Once in Victoria, the capital of British Columbia, consider these places to stay and eat. Then get out on the water, where the surrounding scenery impresses no matter which way you turn.
My top choice would be whale-watching, and there are plenty of outfitters ready to take you out on the water. One of the best known is Prince of Whales (tel. 888/383-4884 or 250/383-4884; www.princeofwhales.com). You can be sure Big Brother is watching, too, and you should be glad of it. The local newspaper claims that whale-watching boats often break the rule about disturbing the giant beasts, so Straitwatch employees are ready to blow the whistle if the skippers get too close to whales or otherwise disturb them. At the moment, there are only about 240 northern resident killer whales around, so it is imperative to keep them safe from predators.
For sumptuous dining, consider the Empress Room of the Fairmont Empress Hotel (721 Government Street; tel. 250/384-8111; www.fairmont.com/empress). There are only 12 tables in this Victorian-style room, with tables overlooking the Inner Harbour. I enjoyed an appetizer of Fraser Valley game bird terrine for C$16 ($13.92) and a superb West Coast seafood risotto with sausage for C$30 ($26.10), followed by a local rhubarb and apple crumble dessert at C$13 ($11.31). If you want to splurge, ask for a bottle of Sumac Ridge sparkling wine called Stellar's Jay Brut. The jay is a northwestern version of the blue jay, and the wine comes from British Columbia's magnificent Okanagan Valley. A bottle is C$55 ($47.85); a glass costs C$14 ($12.18). You can always phone ahead and ask the chef, Jeffrey Brothers, for something special, too. Don't worry about the dress code: neckties are not required, though I should think you would want to dress up for the occasion.
Probably the best place to eat Italian in Victoria is the charming Il Terrazzo (555 Johnson Street; tel. 250/361-0028; www.ilterrazzo.com). Tucked off an alleyway not far from the Inner Harbour, the restaurant features northern Italian cuisine with attentive service in a cozy ambiance.

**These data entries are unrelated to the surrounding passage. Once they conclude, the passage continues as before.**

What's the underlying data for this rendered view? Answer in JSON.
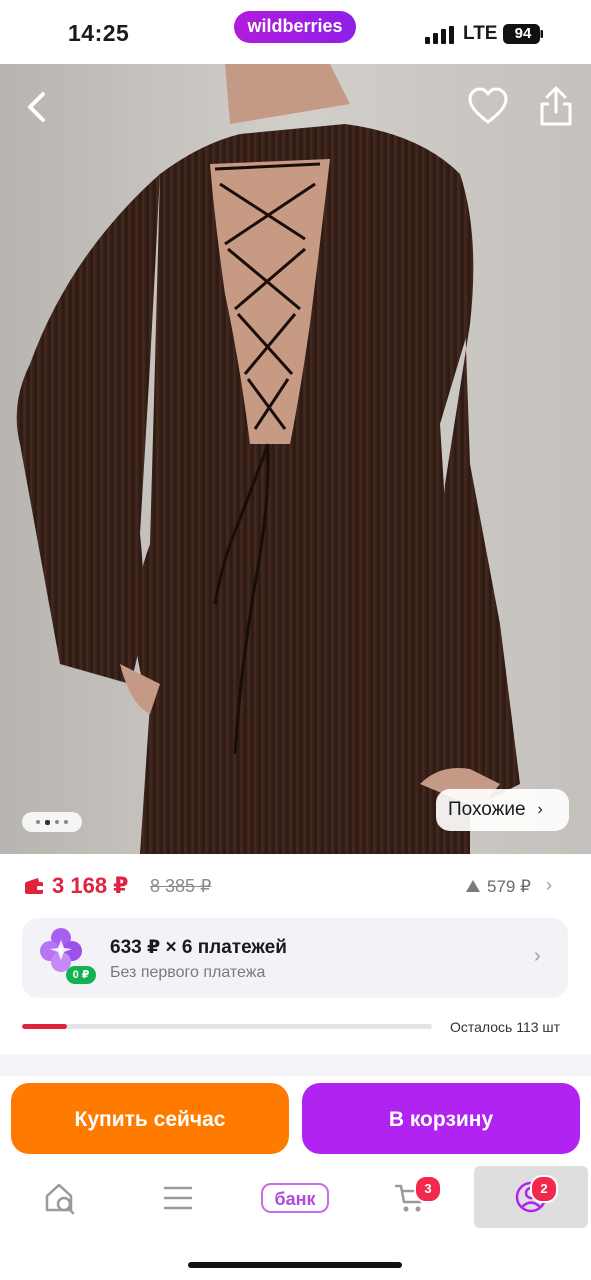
{
  "status_bar": {
    "time": "14:25",
    "brand": "wildberries",
    "network": "LTE",
    "battery": "94"
  },
  "gallery": {
    "similar_label": "Похожие",
    "dots_total": 4,
    "dots_active": 2
  },
  "price": {
    "current": "3 168 ₽",
    "old": "8 385 ₽",
    "drop": "579 ₽"
  },
  "installment": {
    "title": "633 ₽ × 6 платежей",
    "subtitle": "Без первого платежа",
    "badge": "0 ₽"
  },
  "stock": {
    "label": "Осталось 113 шт",
    "fill_fraction": 0.11
  },
  "actions": {
    "buy_now": "Купить сейчас",
    "add_to_cart": "В корзину"
  },
  "nav": {
    "bank_label": "банк",
    "cart_badge": "3",
    "profile_badge": "2"
  },
  "colors": {
    "accent_red": "#e0223f",
    "buy_orange": "#ff7b00",
    "cart_purple": "#b123f0",
    "brand_gradient_start": "#b11cdb"
  },
  "icons": [
    "back-arrow-icon",
    "heart-icon",
    "share-icon",
    "wallet-icon",
    "triangle-up-icon",
    "split-payment-icon",
    "home-search-icon",
    "menu-icon",
    "cart-icon",
    "profile-icon"
  ]
}
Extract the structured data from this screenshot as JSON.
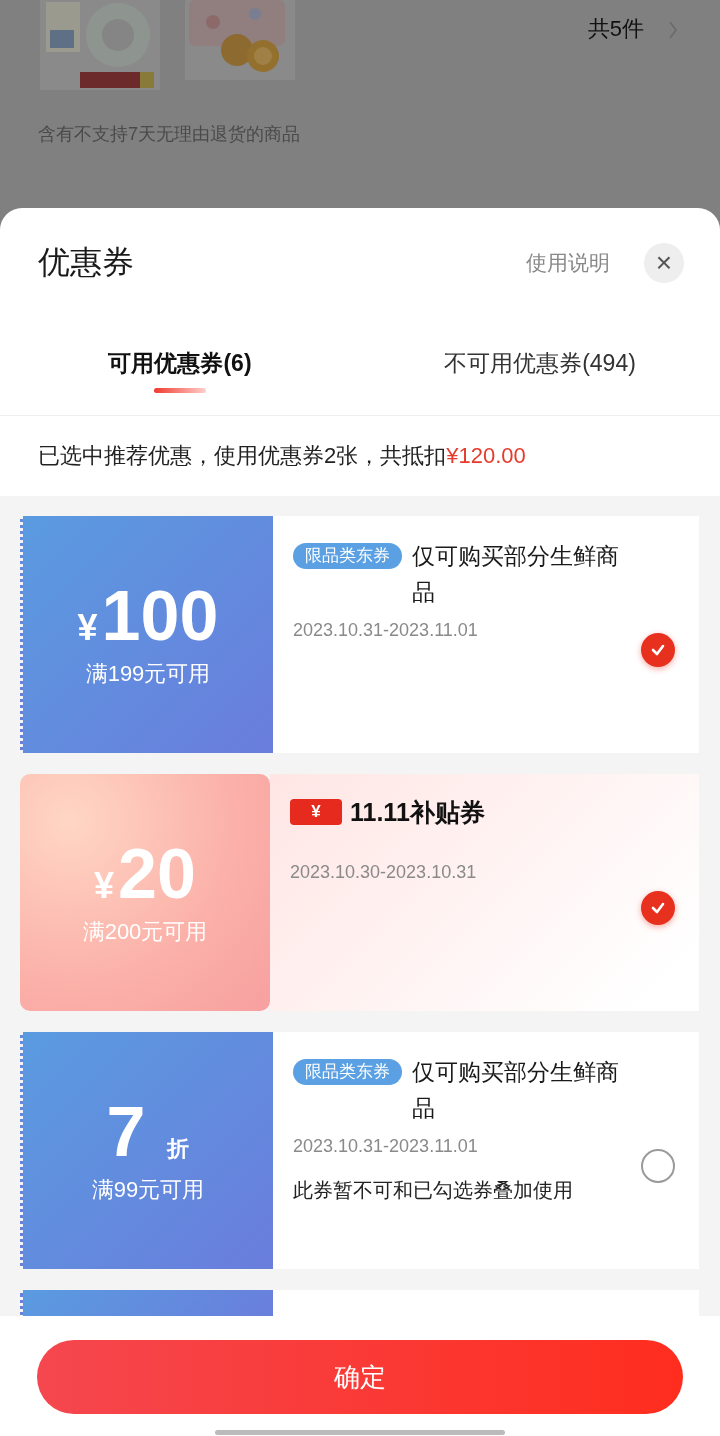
{
  "background": {
    "count": "共5件",
    "notice": "含有不支持7天无理由退货的商品"
  },
  "sheet": {
    "title": "优惠券",
    "help_link": "使用说明",
    "close": "×"
  },
  "tabs": [
    {
      "label": "可用优惠券(6)",
      "selected": true
    },
    {
      "label": "不可用优惠券(494)",
      "selected": false
    }
  ],
  "summary": {
    "text": "已选中推荐优惠，使用优惠券2张，共抵扣",
    "amount": "¥120.00"
  },
  "coupons": [
    {
      "kind": "category",
      "prefix": "¥",
      "value": "100",
      "condition": "满199元可用",
      "tag": "限品类东券",
      "title": "仅可购买部分生鲜商品",
      "dates": "2023.10.31-2023.11.01",
      "selected": true
    },
    {
      "kind": "subsidy",
      "prefix": "¥",
      "value": "20",
      "condition": "满200元可用",
      "badge_icon": "¥",
      "title": "11.11补贴券",
      "dates": "2023.10.30-2023.10.31",
      "selected": true
    },
    {
      "kind": "category",
      "value": "7",
      "suffix": "折",
      "condition": "满99元可用",
      "tag": "限品类东券",
      "title": "仅可购买部分生鲜商品",
      "dates": "2023.10.31-2023.11.01",
      "note": "此券暂不可和已勾选券叠加使用",
      "selected": false
    }
  ],
  "confirm_button": "确定"
}
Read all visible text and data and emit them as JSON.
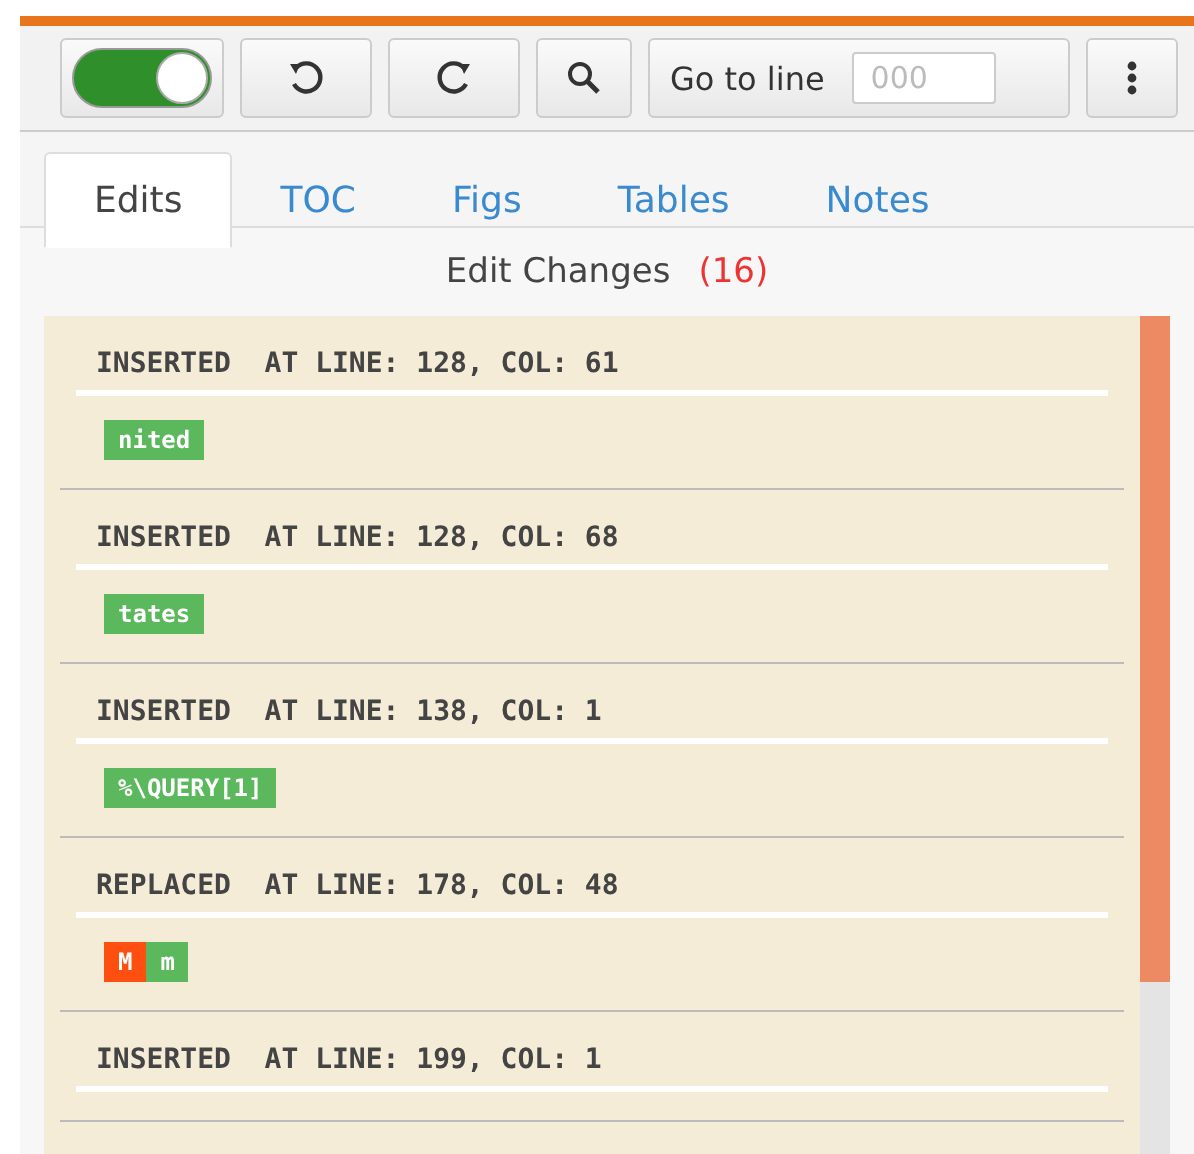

I enjoyed a lunch of fettuccini cacciatore at C$12 ($10.44) and a campari at C$5.50 ($4.79).
For authentic Japanese in a retro atmosphere, try Koto (510 Fort Street; tel. 604/382-1514). Also near the Inner Harbour, Koto -- which means a Japanese harp -- has tatami-matted private rooms, a happy-sounding crowd at the sushi bar, and helpful service. My choices were two appetizers: seven small pieces of tonkatsu at C$5.50 ($4.79), six pan-fried gyoza (pork dumplings) for the same price, plus a small Kirin beer for C$8 (US$6.96).
Despite the imposing presence of the Fairmont Empress right on the Inner Harbour, my favorite is the Victoria Regent (1234 Wharf Street; tel. 250/386-2211; www.victoriaregent.com), which is also on the harbor but has the better viewpoint, in my opinion. Built in 1980, the advantage of the waterfront rooms at the Regent is that they allow views of the Inner Harbour core, as well as the busy docks where floatplanes and teeny sightseeing boats stay at night.
Enter the chic hotel by stepping down from the street through a lovely garden. The rooms are ultra modern in décor and comfort. Breakfast is served in a great corner location with views of the harbor. There's even a "secret entrance" for guests only, but I promised the manager I wouldn't reveal it here. You're also closer to many good restaurants here than any other hotel. Some suites have kitchens, fireplaces, and whirlpool baths. The waterfront rooms all have balconies. Rates from C$209 ($181.83), but "Hot Deals" rates on the website often run from C$179 ($155.73).
There is limited air service from Seattle to Victoria, most of it by Kenmore Air (www.kenmoreair.com). The small floatplanes carry only six to 10 passengers and land on the Inner Harbour, then taxi up to the landing right below the Regent Hotel. One-way prices start at $175, but the ride is worth it on clear days when you can enjoy aerial views of islands and mountains. United runs daily nonstop flights from San Francisco to Victoria on land-based regional jets.
Most people traveling from Seattle take the Victoria Clipper (tel. 800/888-2535 or at www.victoriaclipper.com). The fleet of fast catamarans carries no cars but each hold up to 330 passengers. The round-trip fare starts at $133. Several tour packages for Victoria and Vancouver Island start $21. You'll find food and drink on board, as well as a duty-free shop.
Contact the tourism office: tel. 250/414-6999; www.tourismvictoria.com.